U.S. Assistant Secretary of State Johnnie Carson said prior to the Kenyan elections that “choices have consequences.” This was designed to influence the outcome of the vote.
The ICC has been severely criticized in Africa due to the fact that all of its indictments are centered on leaders and political figures targeted by the U.S. and other imperialist states. Kenyatta will be the second head of state facing indictments by the court based in The Hague.
Republic of Sudan President Omar Hassan al-Bashir has been under indictment by the ICC for several years. He, too, has rejected the indictments as a tool utilized by western powers against Sudan.
Most states in Africa and the Middle East have ignored the indictments against President Bashir along with the African Union and the Arab League. Bashir has traveled to numerous African and Arab states for international conferences in defiance of the ICC and the western imperialist states, some of whom, like the U.S., are not party to the Rome Statue which established the ICC.
In an editorial published by the Zimbabwe Sunday Mail entitled “Lessons From Kenya’s Elections,” it states that “All indications point to the fact that this election will have far-reaching implications—not just for relations between Kenya and Western governments but also for relations between Western governments and the rest of the African continent. “ (March 10)
This same article goes on to point out that although Oginga Odinga, Raila’s father, was a true patriot of Kenya and Africa, his son is quite different in regard to his political orientation. Raila Odinga has served as a mouthpiece for U.S. imperialist interests in Africa attacking Zimbabwe and other states targeted by Washington.
The Zimbabwe Sunday Mail observes that Odinga “has come across as a puppet of the West, a man not given to independent thinking. Despite enjoying the support of some Western powers and benefitting from the advantages of incumbency, Raila has once again flattered to deceive.”

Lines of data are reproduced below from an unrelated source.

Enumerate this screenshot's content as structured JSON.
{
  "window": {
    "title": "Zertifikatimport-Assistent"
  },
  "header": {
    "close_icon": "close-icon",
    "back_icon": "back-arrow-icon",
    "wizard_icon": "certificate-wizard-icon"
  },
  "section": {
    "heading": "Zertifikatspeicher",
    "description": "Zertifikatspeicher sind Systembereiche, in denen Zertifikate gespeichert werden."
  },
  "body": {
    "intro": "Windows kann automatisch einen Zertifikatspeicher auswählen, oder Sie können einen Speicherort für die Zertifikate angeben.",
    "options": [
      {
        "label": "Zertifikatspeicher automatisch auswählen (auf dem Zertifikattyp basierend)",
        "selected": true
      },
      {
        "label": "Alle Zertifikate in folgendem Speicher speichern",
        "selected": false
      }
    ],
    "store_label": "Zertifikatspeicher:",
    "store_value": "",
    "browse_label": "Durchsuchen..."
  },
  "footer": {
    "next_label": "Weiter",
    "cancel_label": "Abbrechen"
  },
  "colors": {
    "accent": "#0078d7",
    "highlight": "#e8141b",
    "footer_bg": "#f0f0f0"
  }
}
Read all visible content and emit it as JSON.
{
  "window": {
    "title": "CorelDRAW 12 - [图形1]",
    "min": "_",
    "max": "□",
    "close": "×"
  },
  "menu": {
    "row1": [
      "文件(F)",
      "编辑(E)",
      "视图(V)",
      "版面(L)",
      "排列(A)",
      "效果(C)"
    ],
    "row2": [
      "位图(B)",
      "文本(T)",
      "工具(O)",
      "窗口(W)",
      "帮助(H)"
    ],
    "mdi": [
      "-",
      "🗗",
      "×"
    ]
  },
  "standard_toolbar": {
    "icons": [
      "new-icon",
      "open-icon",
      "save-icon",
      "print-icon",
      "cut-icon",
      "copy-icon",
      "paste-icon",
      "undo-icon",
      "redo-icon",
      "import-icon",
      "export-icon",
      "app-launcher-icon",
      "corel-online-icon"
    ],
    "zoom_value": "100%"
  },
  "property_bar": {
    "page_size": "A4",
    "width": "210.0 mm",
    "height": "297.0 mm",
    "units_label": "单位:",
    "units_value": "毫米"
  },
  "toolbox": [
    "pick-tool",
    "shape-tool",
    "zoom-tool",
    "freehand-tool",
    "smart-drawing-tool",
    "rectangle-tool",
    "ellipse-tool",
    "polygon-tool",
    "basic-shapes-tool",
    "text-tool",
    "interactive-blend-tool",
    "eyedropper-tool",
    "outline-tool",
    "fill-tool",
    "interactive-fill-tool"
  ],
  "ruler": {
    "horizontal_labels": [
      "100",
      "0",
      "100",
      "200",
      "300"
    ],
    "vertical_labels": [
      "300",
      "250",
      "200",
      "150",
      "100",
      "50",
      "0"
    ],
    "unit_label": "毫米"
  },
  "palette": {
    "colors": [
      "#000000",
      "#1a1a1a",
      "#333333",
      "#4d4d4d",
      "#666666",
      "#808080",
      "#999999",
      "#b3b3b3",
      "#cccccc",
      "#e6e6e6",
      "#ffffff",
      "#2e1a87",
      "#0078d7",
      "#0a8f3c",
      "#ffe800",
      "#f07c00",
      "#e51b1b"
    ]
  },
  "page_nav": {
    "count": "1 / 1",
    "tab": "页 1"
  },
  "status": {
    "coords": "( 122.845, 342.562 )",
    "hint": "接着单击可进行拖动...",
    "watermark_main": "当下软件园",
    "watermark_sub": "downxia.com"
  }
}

Noting the significance of the developments in Kenya, The Sunday Mail stresses that “Uhuru Kenyatta’s victory sends a strong message to the bullies in Washington, London, Paris and Brussels that the people of Africa will no longer be intimidated by racist overlords. In spite of the International Criminal Court charges that dangled above his head like the proverbial sword of Damocles, Uhuru has gone on to win a tough election. It is a huge achievement.”
It will be very interesting to see how the Obama administration proceeds in regard to its relations with Kenya. The country’s strategic location and role within the region will continue to make it a focal point for Washington’s involvement.
Abayomi Azikiwe Editor, Pan-African News Wire